The Labour Ministry on Tuesday launched the Kingdom’s first “Mobile Job Centre’ as an employment portal for job-seekers.
Minister Ith Samheng said during the launch at the ministry that the purpose of the mobile centre is to bring employment services and information on job opportunities to the people, especially students, living in remote areas.
The project is sponsored by the Swedish International Development Agency and the Swedish Public Service Agency.
“The mobile centre has computers and a library where those seeking jobs can use its online facilities to browse for and apply for jobs easily,” Mr Samheng said. “The mobile job centre is a mini bus that can travel anywhere in the Kingdom.”
“It provides job information and consultation for youths, workers and also employers who are looking for employees,” he added.
Mr Samheng noted Cambodia has job centres in Phnom Penh and in eight provinces.
He said job centres are very important because they make it easier for youths to seek work after graduation.
“This is the reason why we created this service, it’s to provide job information and consultation for them,” Mr Samheng said.
“Job centres help reduce time for both job seekers and employers,” he added. “However, one mobile job centre is not enough – this is only a pilot project.”
Also on Tuesday, the ministry and the Swedish Embassy held a conference to mark the completion of the project.
Sweden’s Ambassador Maria Sargren said at the conference that eight years ago Sweden and Cambodia started discussions on skills development and youth employment in the Kingdom.
“That discussion later grew into a full project [to support skills development and employment for Cambodian youths] and a close cooperation between the Cambodian National Employment Agency and the Swedish Public Employment Service,” she said. “The success of the first project phase led to the formulation of a second [the mobile job centre]. The focus has always been on youth, through updated and relevant labour market information, and career counselling.”
She added that for young people choosing a career is one of the most important things in life.

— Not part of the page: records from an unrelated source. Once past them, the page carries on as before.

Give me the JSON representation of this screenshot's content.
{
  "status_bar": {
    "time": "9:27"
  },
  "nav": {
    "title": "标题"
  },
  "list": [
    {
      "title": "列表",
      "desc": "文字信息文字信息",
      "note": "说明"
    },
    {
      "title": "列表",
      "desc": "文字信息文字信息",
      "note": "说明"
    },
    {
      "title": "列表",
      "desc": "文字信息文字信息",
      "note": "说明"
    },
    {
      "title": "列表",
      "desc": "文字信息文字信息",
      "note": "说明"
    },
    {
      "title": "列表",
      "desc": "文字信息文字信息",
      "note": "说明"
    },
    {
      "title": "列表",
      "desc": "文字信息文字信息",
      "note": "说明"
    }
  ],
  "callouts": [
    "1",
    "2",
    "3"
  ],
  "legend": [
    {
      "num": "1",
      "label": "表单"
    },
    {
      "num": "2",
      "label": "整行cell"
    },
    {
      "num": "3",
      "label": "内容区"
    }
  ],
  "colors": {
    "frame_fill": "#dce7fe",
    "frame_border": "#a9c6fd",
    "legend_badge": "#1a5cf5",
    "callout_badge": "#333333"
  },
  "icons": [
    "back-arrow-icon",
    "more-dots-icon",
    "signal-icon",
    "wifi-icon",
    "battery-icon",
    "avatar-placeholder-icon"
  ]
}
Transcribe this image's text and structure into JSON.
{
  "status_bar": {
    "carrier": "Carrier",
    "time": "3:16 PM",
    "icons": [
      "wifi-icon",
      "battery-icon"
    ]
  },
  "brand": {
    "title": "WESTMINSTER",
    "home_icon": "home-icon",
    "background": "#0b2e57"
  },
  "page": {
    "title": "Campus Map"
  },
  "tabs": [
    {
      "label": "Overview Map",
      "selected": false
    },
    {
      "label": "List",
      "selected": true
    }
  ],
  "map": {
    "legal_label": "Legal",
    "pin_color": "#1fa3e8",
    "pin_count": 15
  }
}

“Today we are here to mark the end of the successful implementation of two project phases. But it is not the end of our joint collaboration.” Ms Maria Sargren said. “Although it is still early, I would like to mention to you that the embassy, together with NEA, the Swedish Public Employment Service and Finnish Church Aid, are in the advanced stages of finalising support for a new project, under the name of ‘Career Guidance and Counselling in Secondary School-the Bridge to Employment’.”